DIRECTIONS FOR THIS TASK =
Because only the text is wanted, repeat the records below exactly and omit the pictures.

GIVEN DATA =
* * *

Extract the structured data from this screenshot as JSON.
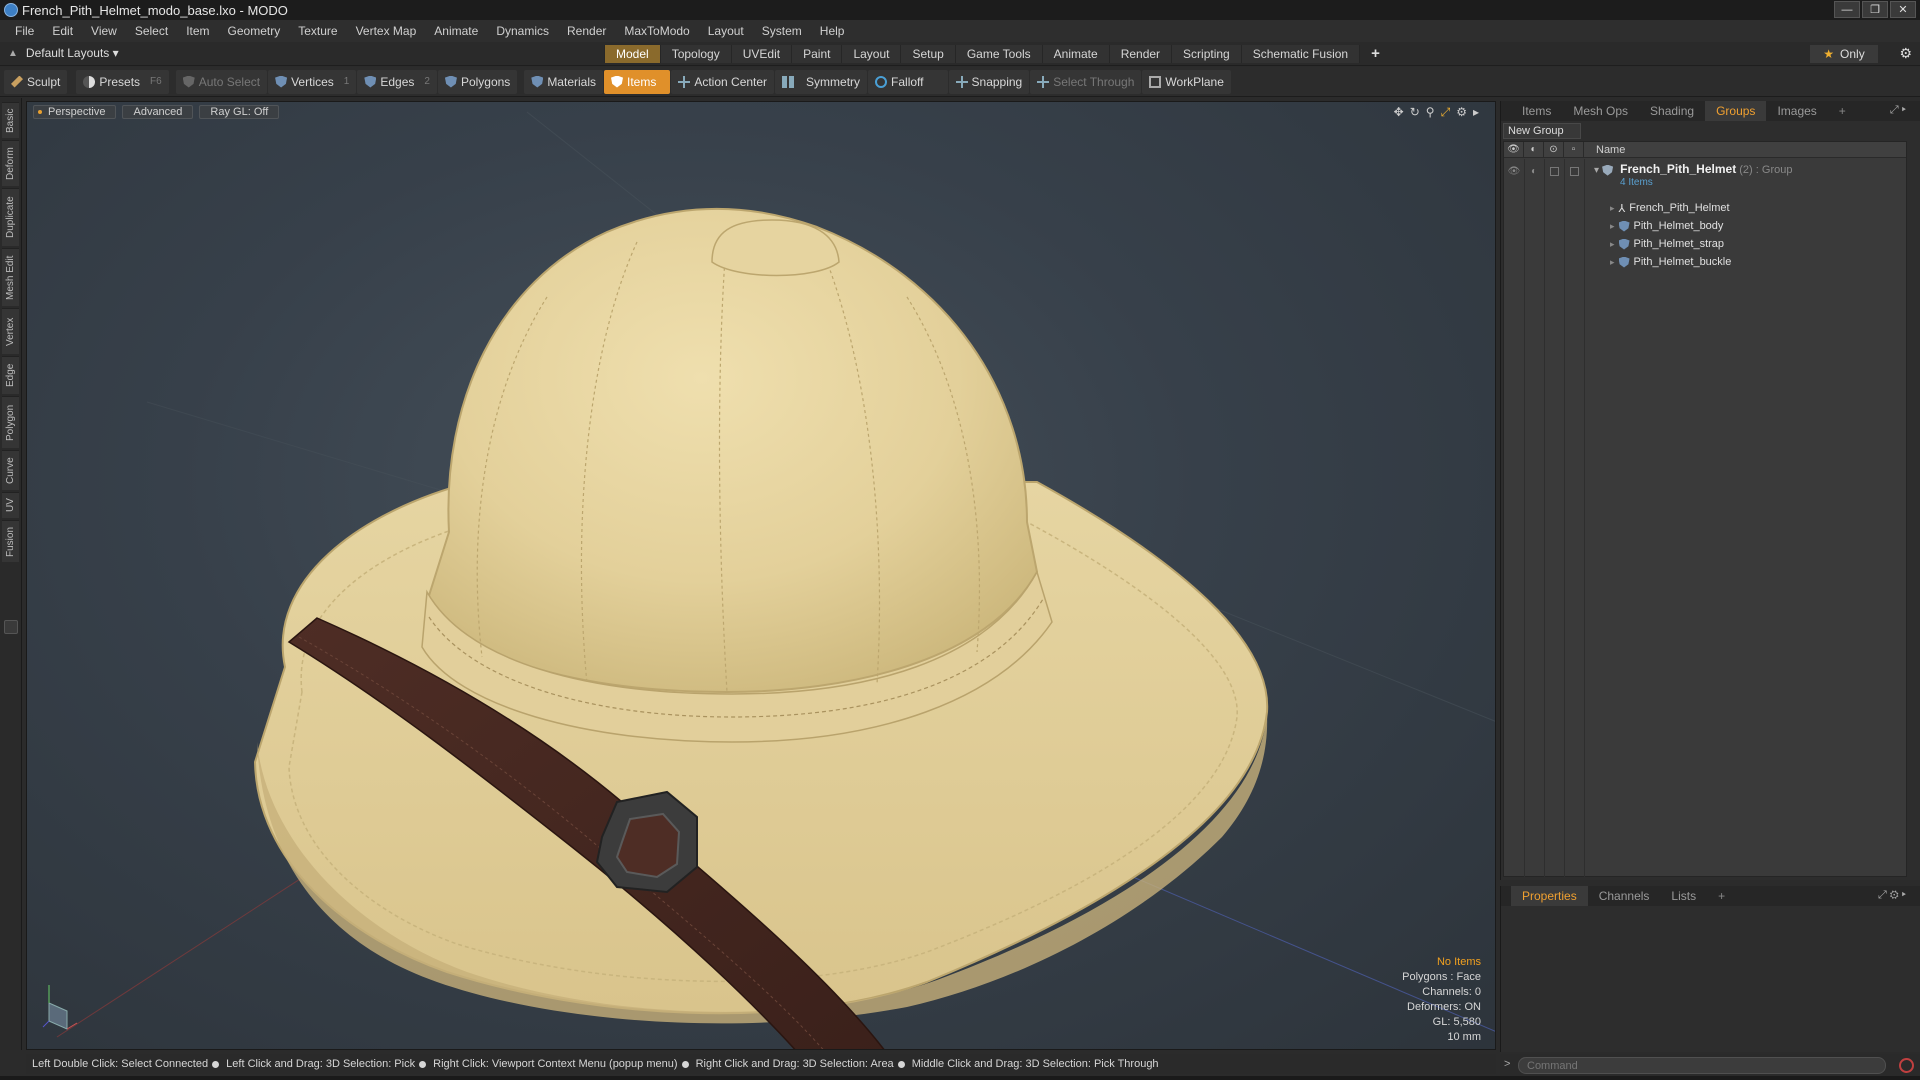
{
  "window": {
    "title": "French_Pith_Helmet_modo_base.lxo - MODO",
    "buttons": [
      "—",
      "❐",
      "✕"
    ]
  },
  "menu": [
    "File",
    "Edit",
    "View",
    "Select",
    "Item",
    "Geometry",
    "Texture",
    "Vertex Map",
    "Animate",
    "Dynamics",
    "Render",
    "MaxToModo",
    "Layout",
    "System",
    "Help"
  ],
  "layout": {
    "selector": "Default Layouts ▾",
    "tabs": [
      "Model",
      "Topology",
      "UVEdit",
      "Paint",
      "Layout",
      "Setup",
      "Game Tools",
      "Animate",
      "Render",
      "Scripting",
      "Schematic Fusion"
    ],
    "active_tab": "Model",
    "add": "+",
    "only": "Only"
  },
  "toolbar": {
    "sculpt": "Sculpt",
    "presets": "Presets",
    "presets_key": "F6",
    "auto_select": "Auto Select",
    "vertices": "Vertices",
    "vertices_count": "1",
    "edges": "Edges",
    "edges_count": "2",
    "polygons": "Polygons",
    "materials": "Materials",
    "items": "Items",
    "action_center": "Action Center",
    "symmetry": "Symmetry",
    "falloff": "Falloff",
    "snapping": "Snapping",
    "select_through": "Select Through",
    "workplane": "WorkPlane"
  },
  "left_tabs": [
    "Basic",
    "Deform",
    "Duplicate",
    "Mesh Edit",
    "Vertex",
    "Edge",
    "Polygon",
    "Curve",
    "UV",
    "Fusion"
  ],
  "viewport": {
    "view": "Perspective",
    "shading": "Advanced",
    "raygl": "Ray GL: Off",
    "info": {
      "no_items": "No Items",
      "polygons": "Polygons : Face",
      "channels": "Channels: 0",
      "deformers": "Deformers: ON",
      "gl": "GL: 5,580",
      "unit": "10 mm"
    }
  },
  "status": {
    "hints": [
      "Left Double Click: Select Connected",
      "Left Click and Drag: 3D Selection: Pick",
      "Right Click: Viewport Context Menu (popup menu)",
      "Right Click and Drag: 3D Selection: Area",
      "Middle Click and Drag: 3D Selection: Pick Through"
    ]
  },
  "right_panel": {
    "tabs": [
      "Items",
      "Mesh Ops",
      "Shading",
      "Groups",
      "Images"
    ],
    "active_tab": "Groups",
    "add": "+",
    "new_group": "New Group",
    "column_name": "Name",
    "group": {
      "name": "French_Pith_Helmet",
      "count": "(2)",
      "type": ": Group",
      "sub": "4 Items"
    },
    "items": [
      "French_Pith_Helmet",
      "Pith_Helmet_body",
      "Pith_Helmet_strap",
      "Pith_Helmet_buckle"
    ]
  },
  "properties_panel": {
    "tabs": [
      "Properties",
      "Channels",
      "Lists"
    ],
    "active_tab": "Properties",
    "add": "+"
  },
  "command": {
    "placeholder": "Command"
  },
  "colors": {
    "accent": "#e0902a",
    "active_tab_text": "#f0a030",
    "helmet": "#e8d7a4",
    "strap": "#4a2a22"
  }
}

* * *

SOLUTION TO THIS TASK =
Extract the structured data from this screenshot as JSON.
{
  "window": {
    "title": "French_Pith_Helmet_modo_base.lxo - MODO",
    "buttons": [
      "—",
      "❐",
      "✕"
    ]
  },
  "menu": [
    "File",
    "Edit",
    "View",
    "Select",
    "Item",
    "Geometry",
    "Texture",
    "Vertex Map",
    "Animate",
    "Dynamics",
    "Render",
    "MaxToModo",
    "Layout",
    "System",
    "Help"
  ],
  "layout": {
    "selector": "Default Layouts ▾",
    "tabs": [
      "Model",
      "Topology",
      "UVEdit",
      "Paint",
      "Layout",
      "Setup",
      "Game Tools",
      "Animate",
      "Render",
      "Scripting",
      "Schematic Fusion"
    ],
    "active_tab": "Model",
    "add": "+",
    "only": "Only"
  },
  "toolbar": {
    "sculpt": "Sculpt",
    "presets": "Presets",
    "presets_key": "F6",
    "auto_select": "Auto Select",
    "vertices": "Vertices",
    "vertices_count": "1",
    "edges": "Edges",
    "edges_count": "2",
    "polygons": "Polygons",
    "materials": "Materials",
    "items": "Items",
    "action_center": "Action Center",
    "symmetry": "Symmetry",
    "falloff": "Falloff",
    "snapping": "Snapping",
    "select_through": "Select Through",
    "workplane": "WorkPlane"
  },
  "left_tabs": [
    "Basic",
    "Deform",
    "Duplicate",
    "Mesh Edit",
    "Vertex",
    "Edge",
    "Polygon",
    "Curve",
    "UV",
    "Fusion"
  ],
  "viewport": {
    "view": "Perspective",
    "shading": "Advanced",
    "raygl": "Ray GL: Off",
    "info": {
      "no_items": "No Items",
      "polygons": "Polygons : Face",
      "channels": "Channels: 0",
      "deformers": "Deformers: ON",
      "gl": "GL: 5,580",
      "unit": "10 mm"
    }
  },
  "status": {
    "hints": [
      "Left Double Click: Select Connected",
      "Left Click and Drag: 3D Selection: Pick",
      "Right Click: Viewport Context Menu (popup menu)",
      "Right Click and Drag: 3D Selection: Area",
      "Middle Click and Drag: 3D Selection: Pick Through"
    ]
  },
  "right_panel": {
    "tabs": [
      "Items",
      "Mesh Ops",
      "Shading",
      "Groups",
      "Images"
    ],
    "active_tab": "Groups",
    "add": "+",
    "new_group": "New Group",
    "column_name": "Name",
    "group": {
      "name": "French_Pith_Helmet",
      "count": "(2)",
      "type": ": Group",
      "sub": "4 Items"
    },
    "items": [
      "French_Pith_Helmet",
      "Pith_Helmet_body",
      "Pith_Helmet_strap",
      "Pith_Helmet_buckle"
    ]
  },
  "properties_panel": {
    "tabs": [
      "Properties",
      "Channels",
      "Lists"
    ],
    "active_tab": "Properties",
    "add": "+"
  },
  "command": {
    "placeholder": "Command"
  },
  "colors": {
    "accent": "#e0902a",
    "active_tab_text": "#f0a030",
    "helmet": "#e8d7a4",
    "strap": "#4a2a22"
  }
}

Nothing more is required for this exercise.